Hebrews 3 is our New Testament reading for today. Listen to verse 13, “But exhort one another every day, as long as it is called ‘today’, that none of you maybe hardened by the deceitfulness of sin. For we have come to share in Christ, if indeed we hold our original confidence firm to the end.”

The day of the Lord is coming quickly. Make room in your life so you can encourage your brothers and sisters every day. Keep encouraging and

  • Keep building one another up

For months now we have been building a building. We’ve torn stuff down, leveled stuff out, laid a foundation, and built walls. We are building a building. I want to remind you that the reason we are building that building is so that we can build one another up. Particularly, our goal is to build up the next generation with the truth of Jesus. I’m going to again state the obvious: we need money. Maybe you can write a big check. 23,000 dollars would pay for the septic system we need. Maybe you can give a few dollars. An electric outlet costs about a dollar and we need those too. My point is we need every member to do what they can to finish this building. Thankfully, this work of building a building is temporary. We’ll soon be done hauling lumber and swinging hammers.

But Mambrino Baptist Church will never be done investing in and helping one another follow Jesus. There are only two ways to get out of making disciples in this church. The first way out is the grave and the second way out is the return of Christ. Seeing that you’re not dead and Jesus has not returned, we have work to do. We must proclaim the Lord’s death until he comes.

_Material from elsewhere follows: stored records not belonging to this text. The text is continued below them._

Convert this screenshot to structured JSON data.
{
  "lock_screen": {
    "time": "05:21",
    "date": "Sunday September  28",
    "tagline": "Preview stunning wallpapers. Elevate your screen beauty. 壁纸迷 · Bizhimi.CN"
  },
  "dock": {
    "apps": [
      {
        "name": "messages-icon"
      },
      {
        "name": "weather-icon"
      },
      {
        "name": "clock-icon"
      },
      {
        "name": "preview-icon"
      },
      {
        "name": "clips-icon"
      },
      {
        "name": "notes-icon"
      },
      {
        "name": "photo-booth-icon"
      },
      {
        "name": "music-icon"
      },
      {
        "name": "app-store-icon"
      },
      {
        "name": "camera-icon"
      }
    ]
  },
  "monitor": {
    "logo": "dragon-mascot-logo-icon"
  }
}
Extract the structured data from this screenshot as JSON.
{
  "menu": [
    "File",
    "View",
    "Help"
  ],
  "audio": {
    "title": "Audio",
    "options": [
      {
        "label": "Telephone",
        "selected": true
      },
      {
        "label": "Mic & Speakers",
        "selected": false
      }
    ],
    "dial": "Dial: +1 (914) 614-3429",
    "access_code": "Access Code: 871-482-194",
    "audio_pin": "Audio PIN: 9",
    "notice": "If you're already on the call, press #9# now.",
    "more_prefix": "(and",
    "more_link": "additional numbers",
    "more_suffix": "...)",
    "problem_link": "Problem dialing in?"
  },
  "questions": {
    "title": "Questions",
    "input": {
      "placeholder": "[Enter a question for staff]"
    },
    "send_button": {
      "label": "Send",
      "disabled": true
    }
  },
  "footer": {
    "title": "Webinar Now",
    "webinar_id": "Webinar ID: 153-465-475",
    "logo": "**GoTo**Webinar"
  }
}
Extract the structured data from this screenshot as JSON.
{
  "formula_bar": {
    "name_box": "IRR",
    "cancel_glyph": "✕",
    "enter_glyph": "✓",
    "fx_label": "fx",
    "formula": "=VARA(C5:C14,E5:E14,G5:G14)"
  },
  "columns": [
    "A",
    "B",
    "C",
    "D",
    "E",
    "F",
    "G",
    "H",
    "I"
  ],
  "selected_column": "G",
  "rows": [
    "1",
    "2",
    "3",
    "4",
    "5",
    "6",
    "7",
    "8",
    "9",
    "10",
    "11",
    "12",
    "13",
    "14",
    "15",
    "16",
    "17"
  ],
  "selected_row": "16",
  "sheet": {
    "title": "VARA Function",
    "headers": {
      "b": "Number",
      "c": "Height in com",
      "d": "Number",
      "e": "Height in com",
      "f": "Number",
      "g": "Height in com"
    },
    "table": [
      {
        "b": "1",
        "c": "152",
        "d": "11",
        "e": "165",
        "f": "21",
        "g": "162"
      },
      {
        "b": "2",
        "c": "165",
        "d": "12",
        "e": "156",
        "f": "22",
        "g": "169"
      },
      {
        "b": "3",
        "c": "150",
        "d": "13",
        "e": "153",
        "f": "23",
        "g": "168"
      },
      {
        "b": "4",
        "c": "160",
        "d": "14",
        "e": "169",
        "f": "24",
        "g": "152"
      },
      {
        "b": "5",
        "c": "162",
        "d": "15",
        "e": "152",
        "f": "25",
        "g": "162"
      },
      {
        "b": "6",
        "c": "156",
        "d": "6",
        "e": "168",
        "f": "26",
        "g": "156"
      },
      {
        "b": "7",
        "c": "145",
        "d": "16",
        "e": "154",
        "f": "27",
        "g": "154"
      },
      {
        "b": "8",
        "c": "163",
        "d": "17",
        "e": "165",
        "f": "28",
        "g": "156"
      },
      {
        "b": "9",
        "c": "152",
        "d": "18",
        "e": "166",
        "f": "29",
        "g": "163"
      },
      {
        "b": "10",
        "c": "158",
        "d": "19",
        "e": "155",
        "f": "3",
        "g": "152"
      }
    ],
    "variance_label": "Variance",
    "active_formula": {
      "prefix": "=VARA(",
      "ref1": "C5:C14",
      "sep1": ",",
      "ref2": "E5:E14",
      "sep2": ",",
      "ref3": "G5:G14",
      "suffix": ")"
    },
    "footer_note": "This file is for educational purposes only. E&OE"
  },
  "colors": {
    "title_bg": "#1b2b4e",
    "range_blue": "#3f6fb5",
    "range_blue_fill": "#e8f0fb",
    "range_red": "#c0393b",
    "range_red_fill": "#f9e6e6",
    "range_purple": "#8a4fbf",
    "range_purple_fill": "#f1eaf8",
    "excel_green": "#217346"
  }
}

In the Lord’s Supper we remember that Jesus died for us so that we can live with him. The Lord’s Supper is for believers. The Lord’s Supper is for those who have been baptized. The Lord’s Supper is for those wounded warriors who need the reminder of God’s promise of salvation through our Lord Jesus Christ.

Think for a moment about how you can encourage us through the Lord’s Supper. Maybe you need to get up and go pray with a brother or sister. Maybe the simple act of you eating and drinking will encourage us because we see that we do not fight alone.

Think for a moment about how you can build up the church. Maybe you need to write a note to a member this afternoon or set up a meeting this week.

In preparation for the Lord’s Supper we are going to stand together to pray for, encourage, and build one another up. Karol and Janie are going to play one verse and while they play, do what you need to do. Pastor Jay and I will stand down front. Pastor Aaron will be in the back. We would love to pray with you. Let’s stand and let’s pray.